  19. Alcohol fuels

    SciTech Connect

    Not Available

    1990-07-01

    Ethanol is an alcohol made from grain that can be blended with gasoline to extend petroleum supplies and to increase gasoline octane levels. Congressional proposals to encourage greater use of alternative fuels could increase the demand for ethanol. This report evaluates the growth potential of the ethanol industry to meet future demand increases and the impacts increased production would have on American agriculture and the federal budget. It is found that ethanol production could double or triple in the next eight years, and that American farmers could provide the corn for this production increase. While corn growers would benefit, other agricultural segments would not; soybean producers, for example could suffer for increased corn oil production (an ethanol byproduct) and cattle ranchers would be faced with higher feed costs because of higher corn prices. Poultry farmers might benefit from lower priced feed. Overall, net farm cash income should increase, and consumers would see slightly higher food prices. Federal budget impacts would include a reduction in federal farm program outlays by an annual average of between $930 million (for double current production of ethanol) to $1.421 billion (for triple production) during the eight-year growth period. However, due to an partial tax exemption for ethanol blended fuels, federal fuel tax revenues could decrease by between $442 million and $813 million.
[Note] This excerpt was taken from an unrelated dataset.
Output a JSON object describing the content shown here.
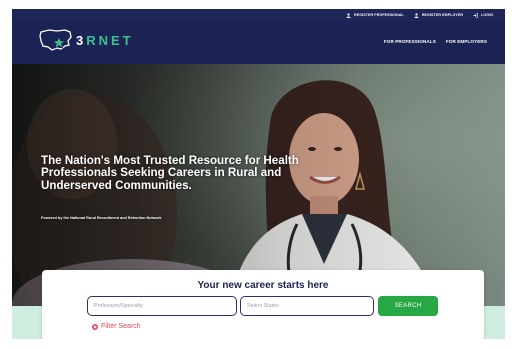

  20. Molecular characterization of Salmonella paratyphi B dT+ and Salmonella Heidelberg from poultry and retail chicken meat in Colombia by pulsed-field gel electrophoresis.

    PubMed
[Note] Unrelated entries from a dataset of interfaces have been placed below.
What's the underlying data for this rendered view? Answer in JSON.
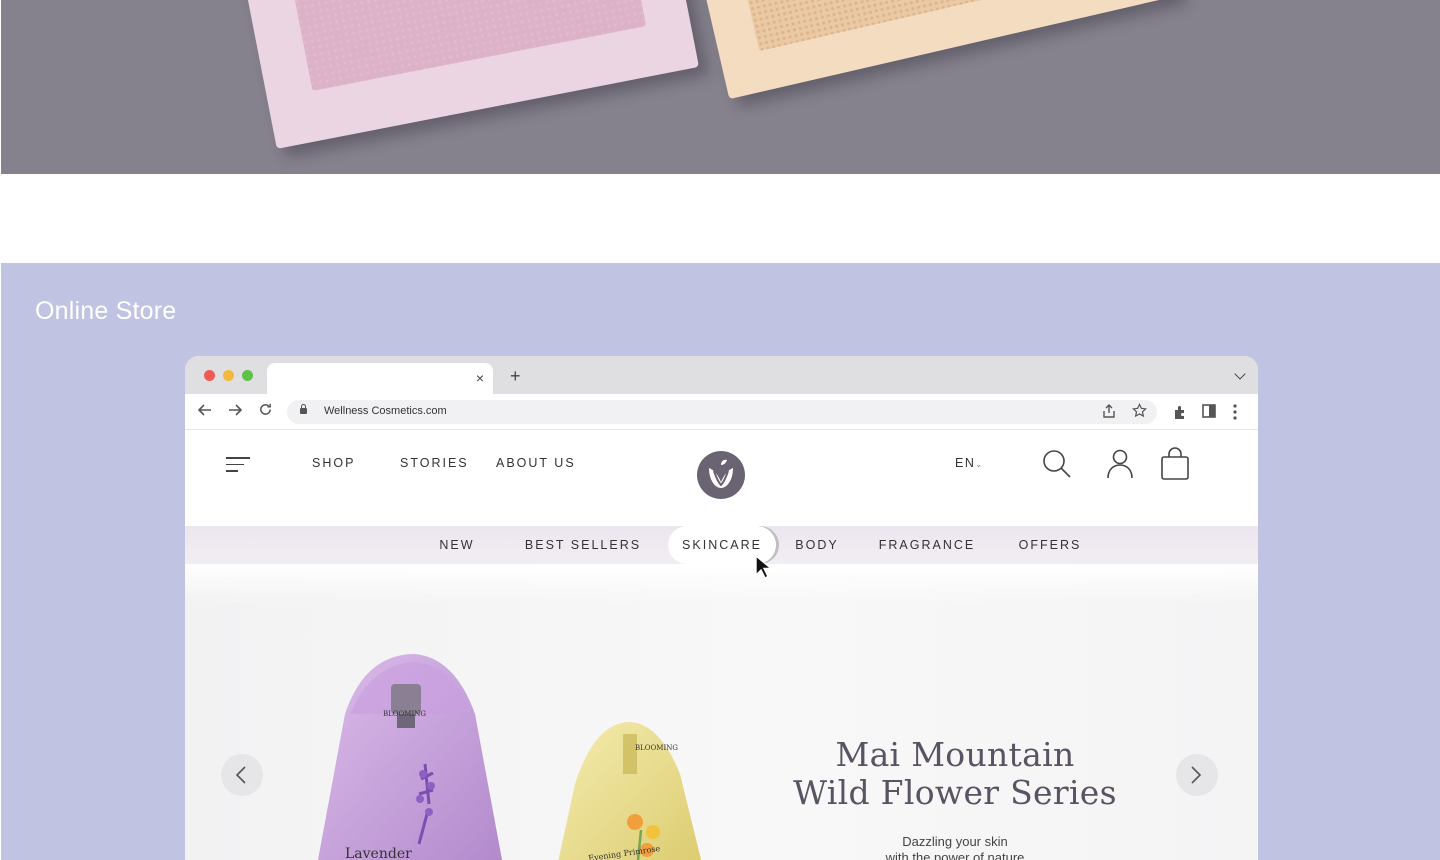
{
  "section": {
    "title": "Online Store"
  },
  "browser": {
    "new_tab_label": "+",
    "tab_close_label": "×",
    "url": "Wellness Cosmetics.com"
  },
  "site": {
    "main_nav": [
      "SHOP",
      "STORIES",
      "ABOUT US"
    ],
    "language": "EN",
    "categories": [
      "NEW",
      "BEST SELLERS",
      "SKINCARE",
      "BODY",
      "FRAGRANCE",
      "OFFERS"
    ],
    "active_category": "SKINCARE"
  },
  "hero": {
    "title_line1": "Mai Mountain",
    "title_line2": "Wild Flower Series",
    "subtitle_line1": "Dazzling your skin",
    "subtitle_line2": "with the power of nature",
    "bottle_left_brand": "BLOOMING",
    "bottle_left_name": "Lavender",
    "bottle_right_brand": "BLOOMING",
    "bottle_right_name": "Evening Primrose"
  },
  "colors": {
    "section_bg": "#c1c3e2",
    "photo_bg": "#85818d",
    "logo": "#6a6371",
    "heading": "#5a5362"
  }
}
    Donado-Godoy, Pilar; Byrne, Barbara A; Hume, Michael; León, Maribel; Pérez-Gutiérrez, Enriqué; Vives Flores, Martha J; Clavijo, Viviana; Holguin, Ángela; Romero-Zuñiga, Juan J; Castellanos, Ricardo; Tafur, McAllister; Smith, Woutrina A
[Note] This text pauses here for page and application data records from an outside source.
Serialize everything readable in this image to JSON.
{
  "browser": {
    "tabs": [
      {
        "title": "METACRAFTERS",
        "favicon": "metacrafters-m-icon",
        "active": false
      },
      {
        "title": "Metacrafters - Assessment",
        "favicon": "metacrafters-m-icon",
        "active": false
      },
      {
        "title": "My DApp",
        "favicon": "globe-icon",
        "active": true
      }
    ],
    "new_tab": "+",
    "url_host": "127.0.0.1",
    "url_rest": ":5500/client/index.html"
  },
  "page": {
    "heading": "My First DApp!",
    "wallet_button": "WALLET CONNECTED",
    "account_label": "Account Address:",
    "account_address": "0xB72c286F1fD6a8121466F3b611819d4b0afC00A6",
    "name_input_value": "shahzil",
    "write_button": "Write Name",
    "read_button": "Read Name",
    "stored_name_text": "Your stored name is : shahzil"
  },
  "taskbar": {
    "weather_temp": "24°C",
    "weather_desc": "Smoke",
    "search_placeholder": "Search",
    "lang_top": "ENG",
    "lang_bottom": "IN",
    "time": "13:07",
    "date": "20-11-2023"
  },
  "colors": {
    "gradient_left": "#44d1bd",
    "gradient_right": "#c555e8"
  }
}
    2015-04-01

    Salmonella Paratyphi B dT+ variant (also termed Salmonella Java) and Salmonella Heidelberg are pathogens of public health importance that are frequently isolated from poultry. As a step toward implementing the Colombian Integrated Program for Antimicrobial Resistant Surveillance, this study characterized molecular patterns of Salmonella Paratyphi B dT+ and Salmonella Heidelberg isolated from poultry farms, fecal samples, and retail chicken meat using pulsed-field gel electrophoresis (PFGE). The objective of this study was to determine the genetic relationship among isolates and to determine potential geographically predominant genotypes. Based on PFGE analysis, both serovars exhibited high heterogeneity: the chromosomal DNA fingerprints of 82 Salmonella Paratyphi B dT+ isolates revealed 42 PFGE patterns, whereas the 21 isolates of Salmonella Heidelberg revealed 10 patterns. Similar genotypes of both serovars were demonstrated to be present on farms and in retail outlets. For Salmonella Paratyphi B dT+, closely genetically related strains were found among isolates coming from different farms and different integrated poultry companies within two departments (Santander and Cundinamarca) and also from farms located in the two geographically distant departments. For Salmonella Heidelberg, there were fewer farms with genetically related isolates than for Salmonella Paratyphi B dT+. A possible dissemination of similar genotypes of both serovars along the poultry production chain is hypothesized, and some facilitating factors existing in Colombia are reviewed.